“I typically recommend that most of my patients take their blood pressure medications when they are most likely to remember to take them,” Harkin said. “There is some evidence, however, that it may be better to take them at night. This is based on research that has shown that individuals with hypertension may not drop their blood pressure at night, which is what occurs in individuals without hypertension. Taking blood pressure medicines at night may help simulate this normal blood pressure dipping pattern.”
Dr. Stephen Pickett, a cardiologist at Memorial Hermann Memorial City Medical Center in Houston, told not all blood pressure medications work the same way.
“There are dozens of blood pressure medications and they are not all the same. They have different durations of action, different mechanisms of lowering blood pressure, and different side effects, which can play a role in the ideal time for taking them,” Pickett said.
“Some blood pressure medications, for example, need to be taken 3 to 4 times per day due to their short duration of action. Others have a very long duration of action and can be taken any time of day and their effect will likely not vary,” Pickett said. “Others still, such as diuretics, I generally recommend taking in the morning because the effect of taking them at night can be frustrating.”
Differences between studies
Pickett said historically different studies get different results.
“There have been a number of studies over the years about the optimal time to take blood pressure medications and they have had varying results,” he explained. “Some studies suggested blood pressure control was better when patients took their once-a-day blood pressure medications in the evening.
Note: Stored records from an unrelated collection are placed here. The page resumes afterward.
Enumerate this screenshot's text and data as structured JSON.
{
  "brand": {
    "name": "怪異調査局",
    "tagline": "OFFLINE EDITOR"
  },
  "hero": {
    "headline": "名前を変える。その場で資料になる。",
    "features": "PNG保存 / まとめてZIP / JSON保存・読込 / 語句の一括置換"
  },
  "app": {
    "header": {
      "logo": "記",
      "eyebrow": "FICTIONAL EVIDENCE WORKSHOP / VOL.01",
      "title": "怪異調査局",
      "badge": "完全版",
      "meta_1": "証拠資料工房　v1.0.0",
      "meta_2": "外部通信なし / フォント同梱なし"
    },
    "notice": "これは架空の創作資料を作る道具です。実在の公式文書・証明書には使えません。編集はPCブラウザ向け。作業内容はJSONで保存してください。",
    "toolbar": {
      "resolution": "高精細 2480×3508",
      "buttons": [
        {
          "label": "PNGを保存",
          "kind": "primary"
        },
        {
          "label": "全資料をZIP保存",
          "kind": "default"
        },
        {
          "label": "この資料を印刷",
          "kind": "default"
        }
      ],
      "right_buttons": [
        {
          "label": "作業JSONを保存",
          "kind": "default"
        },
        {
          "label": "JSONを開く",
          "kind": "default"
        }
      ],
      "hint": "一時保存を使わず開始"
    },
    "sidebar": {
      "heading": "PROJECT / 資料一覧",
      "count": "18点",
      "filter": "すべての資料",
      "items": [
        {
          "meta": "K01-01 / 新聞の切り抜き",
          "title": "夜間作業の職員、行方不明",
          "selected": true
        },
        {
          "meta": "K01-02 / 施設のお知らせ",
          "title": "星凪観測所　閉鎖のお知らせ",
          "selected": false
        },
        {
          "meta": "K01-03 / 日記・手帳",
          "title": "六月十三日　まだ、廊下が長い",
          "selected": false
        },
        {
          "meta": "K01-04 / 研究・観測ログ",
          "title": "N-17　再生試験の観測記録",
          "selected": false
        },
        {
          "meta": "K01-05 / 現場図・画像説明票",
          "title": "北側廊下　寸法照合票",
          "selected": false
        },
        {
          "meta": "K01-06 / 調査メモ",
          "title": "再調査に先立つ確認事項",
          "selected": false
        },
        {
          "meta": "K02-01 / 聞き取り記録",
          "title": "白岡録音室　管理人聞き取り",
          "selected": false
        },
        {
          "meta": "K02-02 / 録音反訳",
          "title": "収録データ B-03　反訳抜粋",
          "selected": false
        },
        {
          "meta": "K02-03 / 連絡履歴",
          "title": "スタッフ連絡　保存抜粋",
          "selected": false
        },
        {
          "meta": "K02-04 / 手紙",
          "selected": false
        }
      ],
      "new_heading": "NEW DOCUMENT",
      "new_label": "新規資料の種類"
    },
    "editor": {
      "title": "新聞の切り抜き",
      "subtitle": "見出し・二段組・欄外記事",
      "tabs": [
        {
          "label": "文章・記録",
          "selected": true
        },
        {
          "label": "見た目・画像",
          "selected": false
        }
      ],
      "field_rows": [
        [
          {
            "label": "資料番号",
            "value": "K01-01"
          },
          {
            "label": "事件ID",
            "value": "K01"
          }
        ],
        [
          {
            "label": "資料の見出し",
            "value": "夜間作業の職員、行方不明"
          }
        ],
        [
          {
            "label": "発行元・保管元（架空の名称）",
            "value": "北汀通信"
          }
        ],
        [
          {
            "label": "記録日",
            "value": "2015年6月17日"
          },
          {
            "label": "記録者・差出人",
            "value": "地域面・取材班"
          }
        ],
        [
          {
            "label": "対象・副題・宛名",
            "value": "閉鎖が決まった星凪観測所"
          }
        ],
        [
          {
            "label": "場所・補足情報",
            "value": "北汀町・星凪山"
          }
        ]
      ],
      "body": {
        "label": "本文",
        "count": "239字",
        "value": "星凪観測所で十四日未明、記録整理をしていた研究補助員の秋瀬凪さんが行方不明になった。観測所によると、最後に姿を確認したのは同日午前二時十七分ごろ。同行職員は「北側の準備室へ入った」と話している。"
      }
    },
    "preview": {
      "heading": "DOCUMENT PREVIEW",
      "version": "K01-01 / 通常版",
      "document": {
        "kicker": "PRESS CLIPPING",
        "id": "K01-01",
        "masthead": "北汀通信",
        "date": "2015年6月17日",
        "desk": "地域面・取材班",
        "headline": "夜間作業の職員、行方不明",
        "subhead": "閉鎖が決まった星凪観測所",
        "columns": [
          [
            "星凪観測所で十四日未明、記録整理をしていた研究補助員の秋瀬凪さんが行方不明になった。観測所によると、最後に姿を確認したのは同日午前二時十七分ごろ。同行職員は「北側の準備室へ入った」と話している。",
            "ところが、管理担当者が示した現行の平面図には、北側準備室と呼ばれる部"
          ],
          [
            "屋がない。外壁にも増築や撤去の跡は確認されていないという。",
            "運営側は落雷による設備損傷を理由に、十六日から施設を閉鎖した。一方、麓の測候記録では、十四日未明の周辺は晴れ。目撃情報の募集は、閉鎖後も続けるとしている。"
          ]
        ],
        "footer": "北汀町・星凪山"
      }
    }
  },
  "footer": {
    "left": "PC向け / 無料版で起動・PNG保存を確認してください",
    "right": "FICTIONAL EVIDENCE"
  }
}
This was done by 48-hour blood pressure monitors.”
“I would recommend talking to your doctor about the best time to take your blood pressure medications because not all medications are the same,” Pickett noted. “For my patients on once-a-day blood pressure medications, I encourage them to find a time of day where they will remember to reliably take their medications. It does no good to ‘take it in the evening’ if they routinely forget to take it.
“All else being equal, there are several studies suggesting a small advantage to taking blood pressure medications at night, but it is not enough yet to insist on my patients taking their medications only at night,” he concluded.
Harkin noted that maintaining normal blood pressure is important for overall heart health.
“Elevated blood pressure is one of the top causes for stroke and heart attack,” she said. “Lifestyle changes are typically our first line of treatment. Some of the most effective lifestyle changes are reducing alcohol intake – no more than one drink a night for women and two for men – eating a DASH (Dietary Approaches to Stop Hypertension) style plant-forward diet low in sodium, including aerobic exercise as well as strength training, and losing weight if above ideal body weight.”